The performance probably says more about investors' initial enthusiasm for the oil company - the offer was twice subscribed - than any change in the fundamentals. Apart from news that an exploration well in the Black Sea had been plugged and abandoned, with no news on the results being released, there has been precious little to report.
However, at least as important for an oil explorer searching in the politically unstable south-western corner of the old USSR, there has been no bad news, either. Yesterday's half-time report showed pre-tax losses mounted from pounds 67,000 to pounds 484,000 in the half-year to June. The figures are said to be in line with internal projections, but are in any case largely meaningless as the company has only just started to trade properly.
Around 5,000 barrels of oil and gas are flowing commercially from Poltava, a field around 350 kilometres south-east of Kiev. That should build to 22,000 barrels a day after further development by the end of next year and provide the principal source of cash- flow for JKX.
In the meantime, the money will help finance the re-entry to an old well in Western Georgia, abandoned in April. But most interest will centre on tests of an appraisal well on the Shromis Ubani field to be carried out over the next few weeks. The company believes this field could hold significant reserves. The results will help determine whether Shell takes up an, in effect, 40 per cent stake in certain of the JKX interests in the region, which would help boost sentiment.

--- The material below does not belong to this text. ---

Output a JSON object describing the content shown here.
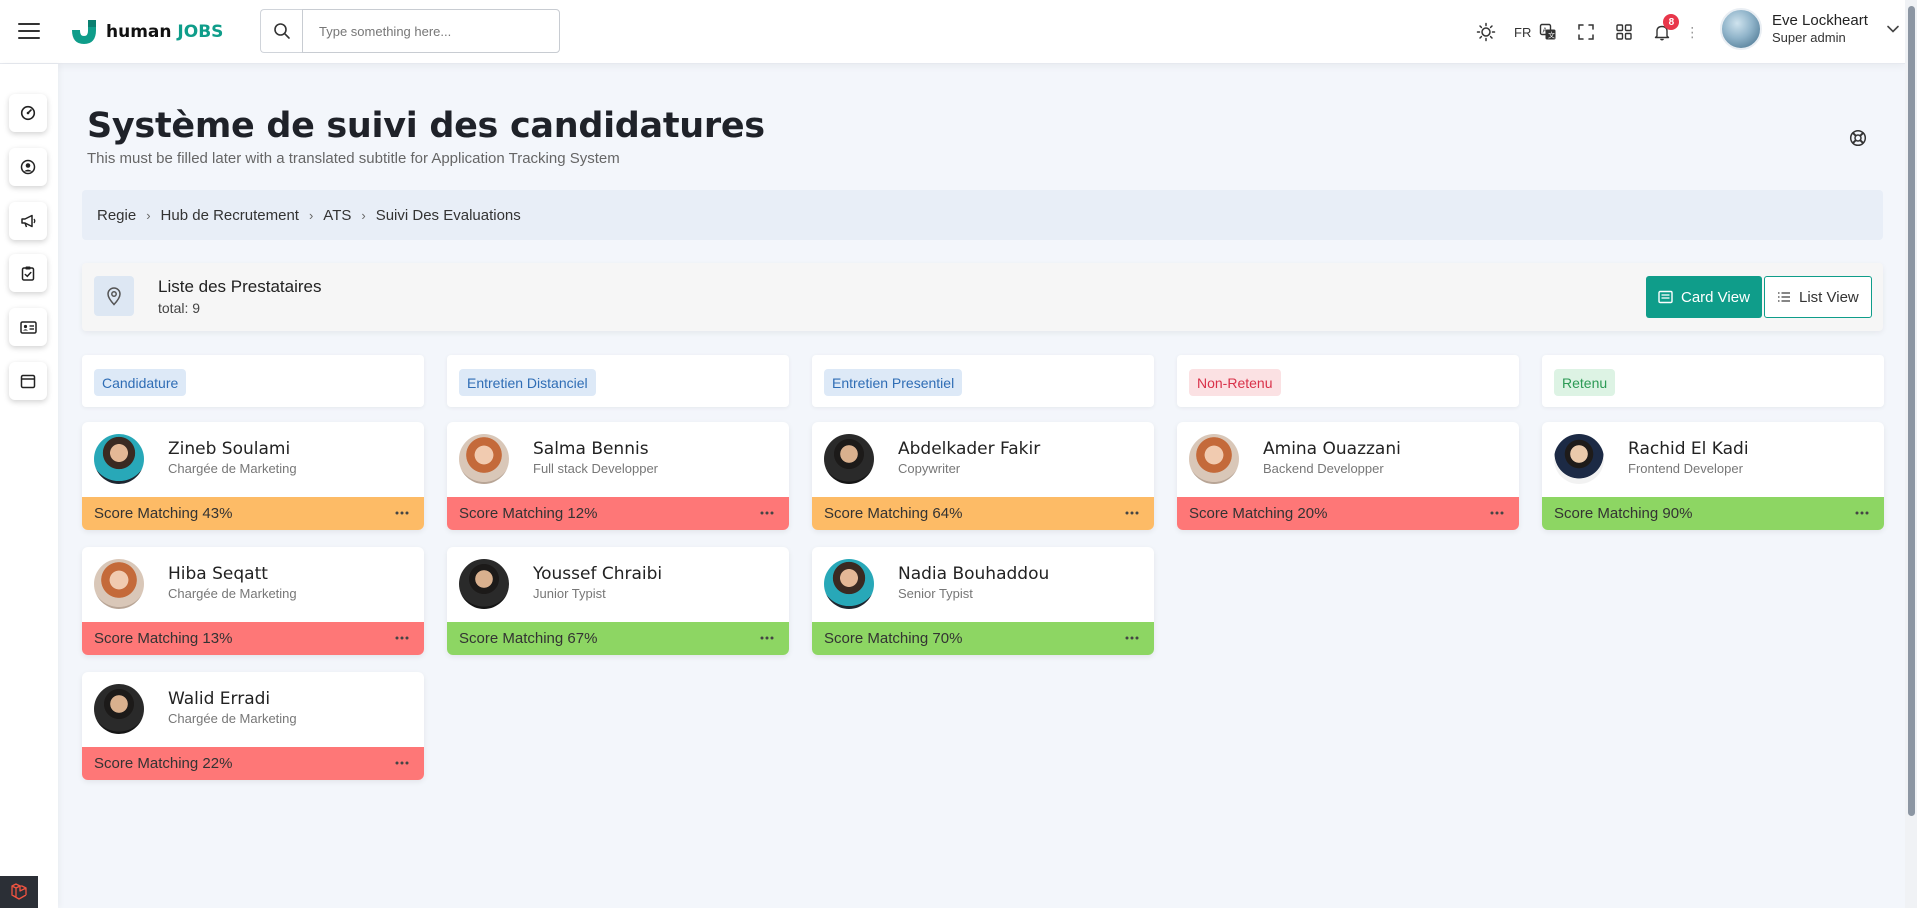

Even if Shell does come aboard, and despite the presence on the board of Bob Horton, the former BP chairman and chief executive, the shares remain highly speculative.